(MATERIAL PROVIDED begins)
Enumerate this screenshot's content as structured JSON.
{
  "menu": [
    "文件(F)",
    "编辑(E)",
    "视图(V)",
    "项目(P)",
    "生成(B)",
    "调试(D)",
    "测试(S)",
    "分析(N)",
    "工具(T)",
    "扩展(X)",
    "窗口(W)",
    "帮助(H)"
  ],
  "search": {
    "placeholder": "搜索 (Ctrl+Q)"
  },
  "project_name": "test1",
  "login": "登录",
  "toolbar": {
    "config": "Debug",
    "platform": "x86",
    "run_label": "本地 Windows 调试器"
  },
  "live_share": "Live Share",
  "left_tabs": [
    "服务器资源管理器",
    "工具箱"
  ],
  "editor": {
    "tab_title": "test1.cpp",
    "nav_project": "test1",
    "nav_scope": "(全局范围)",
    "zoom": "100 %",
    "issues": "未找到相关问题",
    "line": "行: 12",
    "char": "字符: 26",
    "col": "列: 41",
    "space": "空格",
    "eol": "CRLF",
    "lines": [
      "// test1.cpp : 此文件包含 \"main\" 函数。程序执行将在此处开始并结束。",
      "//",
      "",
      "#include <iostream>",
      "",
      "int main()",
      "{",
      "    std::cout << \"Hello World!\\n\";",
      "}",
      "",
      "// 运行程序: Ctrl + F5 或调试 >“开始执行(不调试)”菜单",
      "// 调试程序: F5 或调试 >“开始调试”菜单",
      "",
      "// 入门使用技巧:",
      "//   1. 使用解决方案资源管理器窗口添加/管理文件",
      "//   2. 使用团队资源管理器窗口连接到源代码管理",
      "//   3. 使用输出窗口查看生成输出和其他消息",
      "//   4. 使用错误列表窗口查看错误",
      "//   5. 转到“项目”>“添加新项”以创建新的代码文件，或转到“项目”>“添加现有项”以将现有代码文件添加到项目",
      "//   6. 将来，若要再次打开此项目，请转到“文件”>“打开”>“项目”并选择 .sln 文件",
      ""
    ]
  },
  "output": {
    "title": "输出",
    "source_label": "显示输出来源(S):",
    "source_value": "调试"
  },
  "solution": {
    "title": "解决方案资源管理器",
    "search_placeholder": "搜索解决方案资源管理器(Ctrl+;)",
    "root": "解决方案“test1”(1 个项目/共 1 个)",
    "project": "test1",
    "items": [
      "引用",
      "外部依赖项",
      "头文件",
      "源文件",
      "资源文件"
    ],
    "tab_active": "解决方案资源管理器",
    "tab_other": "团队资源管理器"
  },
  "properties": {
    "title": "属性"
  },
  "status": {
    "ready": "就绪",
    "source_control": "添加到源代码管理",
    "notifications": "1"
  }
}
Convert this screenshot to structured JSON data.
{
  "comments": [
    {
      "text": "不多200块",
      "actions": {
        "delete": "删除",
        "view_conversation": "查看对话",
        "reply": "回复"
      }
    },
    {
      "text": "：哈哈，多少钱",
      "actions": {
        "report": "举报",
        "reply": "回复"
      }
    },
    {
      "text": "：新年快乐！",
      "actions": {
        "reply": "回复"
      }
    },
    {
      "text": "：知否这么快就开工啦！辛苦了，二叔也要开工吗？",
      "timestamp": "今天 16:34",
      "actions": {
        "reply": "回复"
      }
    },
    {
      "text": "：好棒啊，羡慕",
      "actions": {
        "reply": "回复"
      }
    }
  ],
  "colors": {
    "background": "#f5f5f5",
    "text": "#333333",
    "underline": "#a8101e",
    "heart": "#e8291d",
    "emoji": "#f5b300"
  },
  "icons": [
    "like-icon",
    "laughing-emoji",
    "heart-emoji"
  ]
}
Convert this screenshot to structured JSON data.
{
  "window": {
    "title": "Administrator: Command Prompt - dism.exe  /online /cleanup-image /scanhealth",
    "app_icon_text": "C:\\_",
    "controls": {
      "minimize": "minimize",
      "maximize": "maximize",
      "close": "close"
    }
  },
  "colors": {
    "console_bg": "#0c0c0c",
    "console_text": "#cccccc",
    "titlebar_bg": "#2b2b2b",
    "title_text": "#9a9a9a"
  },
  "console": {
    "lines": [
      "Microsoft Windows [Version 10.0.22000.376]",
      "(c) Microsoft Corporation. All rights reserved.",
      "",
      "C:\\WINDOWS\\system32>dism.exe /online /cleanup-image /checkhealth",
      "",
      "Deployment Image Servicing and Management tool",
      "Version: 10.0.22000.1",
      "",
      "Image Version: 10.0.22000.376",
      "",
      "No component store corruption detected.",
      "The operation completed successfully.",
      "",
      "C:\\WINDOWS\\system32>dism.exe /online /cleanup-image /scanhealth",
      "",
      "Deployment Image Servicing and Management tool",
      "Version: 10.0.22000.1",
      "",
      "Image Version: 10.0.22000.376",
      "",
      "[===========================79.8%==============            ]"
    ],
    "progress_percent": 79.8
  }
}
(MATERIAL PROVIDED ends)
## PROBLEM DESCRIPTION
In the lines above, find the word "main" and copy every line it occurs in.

## ANSWER TO THIS TASK
      "// test1.cpp : 此文件包含 \"main\" 函数。程序执行将在此处开始并结束。",
      "int main()",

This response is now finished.